THE TASK: Every entry is to be written out word for word.

===== AVAILABLE DATA

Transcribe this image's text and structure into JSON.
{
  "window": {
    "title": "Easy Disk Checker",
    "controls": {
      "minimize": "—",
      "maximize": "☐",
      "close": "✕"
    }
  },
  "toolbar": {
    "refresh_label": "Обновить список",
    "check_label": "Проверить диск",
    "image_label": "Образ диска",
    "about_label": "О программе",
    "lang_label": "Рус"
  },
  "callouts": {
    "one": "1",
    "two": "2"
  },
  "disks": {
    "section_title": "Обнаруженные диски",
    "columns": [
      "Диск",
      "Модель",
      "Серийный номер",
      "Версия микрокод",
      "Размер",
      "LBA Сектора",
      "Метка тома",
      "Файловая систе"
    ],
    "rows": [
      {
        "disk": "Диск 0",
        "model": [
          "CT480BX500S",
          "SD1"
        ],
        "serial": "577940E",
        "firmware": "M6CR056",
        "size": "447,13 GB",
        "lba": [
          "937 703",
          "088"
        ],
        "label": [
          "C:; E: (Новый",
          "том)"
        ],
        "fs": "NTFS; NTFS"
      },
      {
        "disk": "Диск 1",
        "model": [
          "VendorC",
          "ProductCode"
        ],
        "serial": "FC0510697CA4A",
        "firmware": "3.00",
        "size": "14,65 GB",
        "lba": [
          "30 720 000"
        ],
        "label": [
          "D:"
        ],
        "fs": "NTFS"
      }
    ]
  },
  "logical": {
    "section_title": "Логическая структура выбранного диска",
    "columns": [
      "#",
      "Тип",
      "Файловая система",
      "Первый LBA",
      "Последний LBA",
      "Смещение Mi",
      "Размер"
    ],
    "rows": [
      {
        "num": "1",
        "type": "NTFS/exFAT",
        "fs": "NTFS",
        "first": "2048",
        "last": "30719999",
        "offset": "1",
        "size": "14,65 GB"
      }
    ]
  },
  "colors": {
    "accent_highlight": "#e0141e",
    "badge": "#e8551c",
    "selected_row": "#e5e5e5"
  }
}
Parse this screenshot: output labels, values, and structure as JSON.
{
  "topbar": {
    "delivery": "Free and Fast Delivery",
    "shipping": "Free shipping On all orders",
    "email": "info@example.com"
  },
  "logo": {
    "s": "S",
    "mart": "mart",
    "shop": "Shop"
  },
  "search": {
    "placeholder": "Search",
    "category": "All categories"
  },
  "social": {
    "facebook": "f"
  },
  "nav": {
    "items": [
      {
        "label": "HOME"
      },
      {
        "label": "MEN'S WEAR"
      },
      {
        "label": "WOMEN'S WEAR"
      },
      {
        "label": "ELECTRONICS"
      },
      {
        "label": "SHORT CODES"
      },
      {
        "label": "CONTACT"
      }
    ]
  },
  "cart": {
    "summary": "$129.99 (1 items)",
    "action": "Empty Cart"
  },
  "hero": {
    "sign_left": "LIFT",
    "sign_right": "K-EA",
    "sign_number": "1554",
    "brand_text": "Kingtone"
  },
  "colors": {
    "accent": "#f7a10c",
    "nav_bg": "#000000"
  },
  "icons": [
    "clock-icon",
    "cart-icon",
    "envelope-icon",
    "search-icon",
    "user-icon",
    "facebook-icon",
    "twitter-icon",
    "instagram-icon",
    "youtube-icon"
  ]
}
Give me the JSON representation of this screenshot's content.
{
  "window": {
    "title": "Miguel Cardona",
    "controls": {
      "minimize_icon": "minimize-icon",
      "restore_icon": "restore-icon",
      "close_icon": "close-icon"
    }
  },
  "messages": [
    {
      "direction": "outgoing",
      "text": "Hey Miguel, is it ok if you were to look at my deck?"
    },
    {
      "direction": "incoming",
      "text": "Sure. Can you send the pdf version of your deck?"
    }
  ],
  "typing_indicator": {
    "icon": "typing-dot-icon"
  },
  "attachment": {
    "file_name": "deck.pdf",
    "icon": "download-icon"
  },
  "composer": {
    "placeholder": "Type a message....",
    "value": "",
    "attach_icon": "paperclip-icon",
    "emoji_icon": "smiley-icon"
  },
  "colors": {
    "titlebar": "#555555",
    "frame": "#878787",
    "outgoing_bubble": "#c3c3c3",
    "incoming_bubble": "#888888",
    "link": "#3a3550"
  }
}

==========

RESULT OF THIS TASK:
Transcribe this image's text and structure into JSON.
{
  "window": {
    "title": "Easy Disk Checker",
    "controls": {
      "minimize": "—",
      "maximize": "☐",
      "close": "✕"
    }
  },
  "toolbar": {
    "refresh_label": "Обновить список",
    "check_label": "Проверить диск",
    "image_label": "Образ диска",
    "about_label": "О программе",
    "lang_label": "Рус"
  },
  "callouts": {
    "one": "1",
    "two": "2"
  },
  "disks": {
    "section_title": "Обнаруженные диски",
    "columns": [
      "Диск",
      "Модель",
      "Серийный номер",
      "Версия микрокод",
      "Размер",
      "LBA Сектора",
      "Метка тома",
      "Файловая систе"
    ],
    "rows": [
      {
        "disk": "Диск 0",
        "model": [
          "CT480BX500S",
          "SD1"
        ],
        "serial": "577940E",
        "firmware": "M6CR056",
        "size": "447,13 GB",
        "lba": [
          "937 703",
          "088"
        ],
        "label": [
          "C:; E: (Новый",
          "том)"
        ],
        "fs": "NTFS; NTFS"
      },
      {
        "disk": "Диск 1",
        "model": [
          "VendorC",
          "ProductCode"
        ],
        "serial": "FC0510697CA4A",
        "firmware": "3.00",
        "size": "14,65 GB",
        "lba": [
          "30 720 000"
        ],
        "label": [
          "D:"
        ],
        "fs": "NTFS"
      }
    ]
  },
  "logical": {
    "section_title": "Логическая структура выбранного диска",
    "columns": [
      "#",
      "Тип",
      "Файловая система",
      "Первый LBA",
      "Последний LBA",
      "Смещение Mi",
      "Размер"
    ],
    "rows": [
      {
        "num": "1",
        "type": "NTFS/exFAT",
        "fs": "NTFS",
        "first": "2048",
        "last": "30719999",
        "offset": "1",
        "size": "14,65 GB"
      }
    ]
  },
  "colors": {
    "accent_highlight": "#e0141e",
    "badge": "#e8551c",
    "selected_row": "#e5e5e5"
  }
}
Parse this screenshot: output labels, values, and structure as JSON.
{
  "topbar": {
    "delivery": "Free and Fast Delivery",
    "shipping": "Free shipping On all orders",
    "email": "info@example.com"
  },
  "logo": {
    "s": "S",
    "mart": "mart",
    "shop": "Shop"
  },
  "search": {
    "placeholder": "Search",
    "category": "All categories"
  },
  "social": {
    "facebook": "f"
  },
  "nav": {
    "items": [
      {
        "label": "HOME"
      },
      {
        "label": "MEN'S WEAR"
      },
      {
        "label": "WOMEN'S WEAR"
      },
      {
        "label": "ELECTRONICS"
      },
      {
        "label": "SHORT CODES"
      },
      {
        "label": "CONTACT"
      }
    ]
  },
  "cart": {
    "summary": "$129.99 (1 items)",
    "action": "Empty Cart"
  },
  "hero": {
    "sign_left": "LIFT",
    "sign_right": "K-EA",
    "sign_number": "1554",
    "brand_text": "Kingtone"
  },
  "colors": {
    "accent": "#f7a10c",
    "nav_bg": "#000000"
  },
  "icons": [
    "clock-icon",
    "cart-icon",
    "envelope-icon",
    "search-icon",
    "user-icon",
    "facebook-icon",
    "twitter-icon",
    "instagram-icon",
    "youtube-icon"
  ]
}
Give me the JSON representation of this screenshot's content.
{
  "window": {
    "title": "Miguel Cardona",
    "controls": {
      "minimize_icon": "minimize-icon",
      "restore_icon": "restore-icon",
      "close_icon": "close-icon"
    }
  },
  "messages": [
    {
      "direction": "outgoing",
      "text": "Hey Miguel, is it ok if you were to look at my deck?"
    },
    {
      "direction": "incoming",
      "text": "Sure. Can you send the pdf version of your deck?"
    }
  ],
  "typing_indicator": {
    "icon": "typing-dot-icon"
  },
  "attachment": {
    "file_name": "deck.pdf",
    "icon": "download-icon"
  },
  "composer": {
    "placeholder": "Type a message....",
    "value": "",
    "attach_icon": "paperclip-icon",
    "emoji_icon": "smiley-icon"
  },
  "colors": {
    "titlebar": "#555555",
    "frame": "#878787",
    "outgoing_bubble": "#c3c3c3",
    "incoming_bubble": "#888888",
    "link": "#3a3550"
  }
}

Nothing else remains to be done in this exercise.